China's Foreign Trade Policy: The New Constituencies, edited by Ka Zeng. London and New York: Routledge, 2007. xii + 183 pp. £70.00/US$125.00 (hardcover).
This collection of essays is the result of a conference on Chinese Foreign Trade Policy in 2006 sponsored by the University of California, San Diego. The book is very nicely edited by Ka Zeng, who also wrote (with Andrew Mertha) the introductory chapter, as well as a chapter on the use of legal trade remedies by various business actors in China and a concluding chapter. The book is less focused on the substance of China's trade policies than on domestic institutional changes and decision-making processes (especially concerning the implementation of trade and investment policies) before and after WTO accession. It includes several case studies which should be as interesting for political scientists as for economists. Being rather slim (175 pages plus index), the book is inevitably very selective in the choice of topics covered. Its discussion of international trade relations and conflicts is focused on China's bilateral relations with the US and, to a lesser extent, Japan. China's even larger trade and investment relations with the EU (which have also generated many conflicts) do not feature, nor is there reference to the increasingly important relations with Africa, Latin America and the Middle East, or its intensifying efforts to negotiate bilateral Free Trade Agreements around the globe.
Limited in scope though it is, the book nonetheless clearly demonstrates that China's trade policies and the processes by which they are formulated and implemented have changed significantly as a result of China's opening-up in general and WTO membership in particular. Almost all changes noted in the book point to the sharply increased importance of legal remedies in China's arsenal for dealing with bilateral trade disputes and to the growing influence of non-state actors in China on the formulation and implementation of trade and investment policies.

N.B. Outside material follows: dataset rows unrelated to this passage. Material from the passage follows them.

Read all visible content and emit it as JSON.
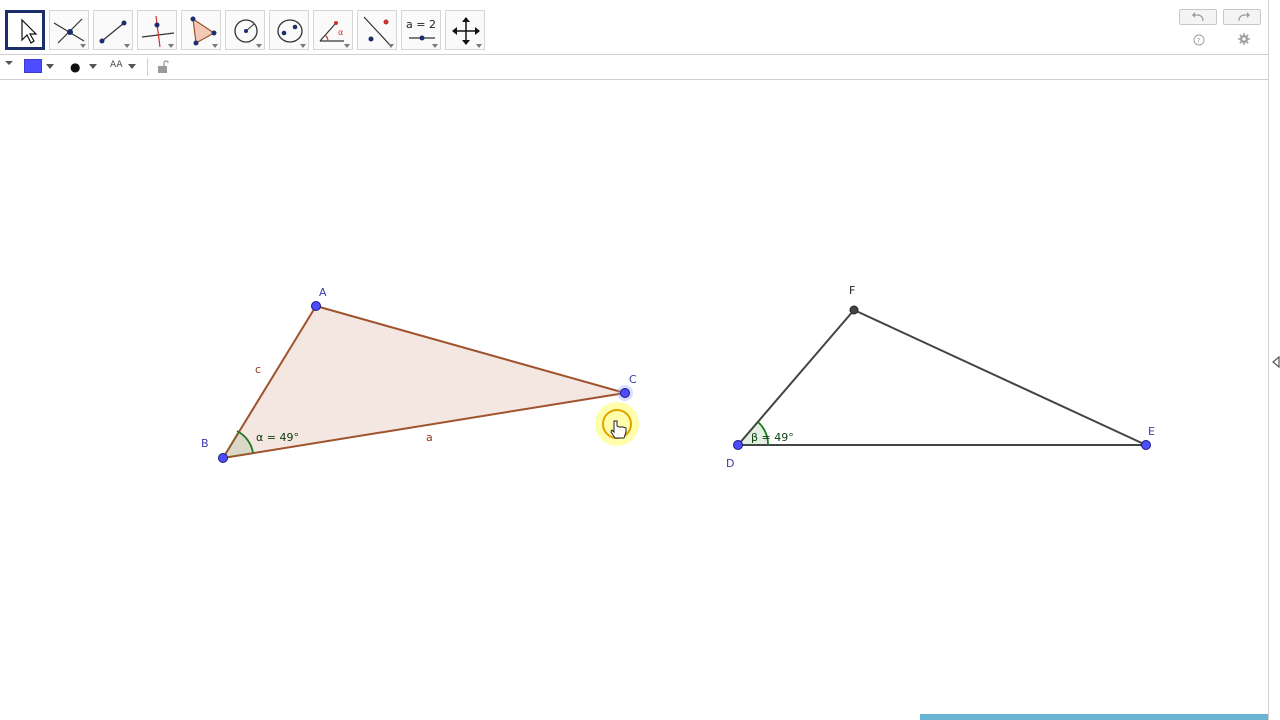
{
  "toolbar": {
    "tools": [
      {
        "id": "move",
        "name": "move-tool-button"
      },
      {
        "id": "point",
        "name": "point-tool-button"
      },
      {
        "id": "line",
        "name": "line-tool-button"
      },
      {
        "id": "perpendicular",
        "name": "perpendicular-line-tool-button"
      },
      {
        "id": "polygon",
        "name": "polygon-tool-button"
      },
      {
        "id": "circle",
        "name": "circle-tool-button"
      },
      {
        "id": "conic",
        "name": "conic-tool-button"
      },
      {
        "id": "angle",
        "name": "angle-tool-button"
      },
      {
        "id": "reflect",
        "name": "reflect-tool-button"
      },
      {
        "id": "slider",
        "name": "slider-tool-button",
        "label": "a = 2"
      },
      {
        "id": "move-view",
        "name": "move-graphics-view-tool-button"
      }
    ],
    "selected_tool": "move"
  },
  "icons": [
    "undo-icon",
    "redo-icon",
    "help-icon",
    "gear-icon",
    "chevron-down-icon",
    "lock-icon",
    "panel-toggle-icon"
  ],
  "colors": {
    "accent": "#1c2d6b",
    "point_free": "#4d4dff",
    "point_dependent": "#444444",
    "triangle_stroke": "#a0522d",
    "triangle_fill": "#f2e2db",
    "angle": "#1e7a1e",
    "segment_dark": "#444444",
    "highlight": "#ffff66"
  },
  "stylebar": {
    "color_swatch": "#4d4dff",
    "point_style": "●",
    "text_style": "AA"
  },
  "construction": {
    "triangle1": {
      "points": [
        {
          "label": "A"
        },
        {
          "label": "B"
        },
        {
          "label": "C"
        }
      ],
      "side_labels": {
        "c": "c",
        "a": "a"
      },
      "angle_label": "α = 49°"
    },
    "triangle2": {
      "points": [
        {
          "label": "D"
        },
        {
          "label": "E"
        },
        {
          "label": "F"
        }
      ],
      "angle_label": "β = 49°"
    }
  }
}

A theme that recurs in several chapters is that trade- and investment-related decision-making processes in China have become considerably more open and subject to the influence of non-state actors, including NGOs. Chapter 2 shows convincingly that China's wish to join WTO was founded on several major longterm development considerations and on the government's desire to constrain the unilateral exercise of power by the US under national trade laws, through the use of impartial WTO-sponsored rules and regulations. The chapter fails to mention the deep disillusionment in China when it became evident to its negotiators in the mid-1990s that the deeply resented Cold-War-era Jackson Vanik Amendment of 1974 would not automatically be lifted once China joined WTO. …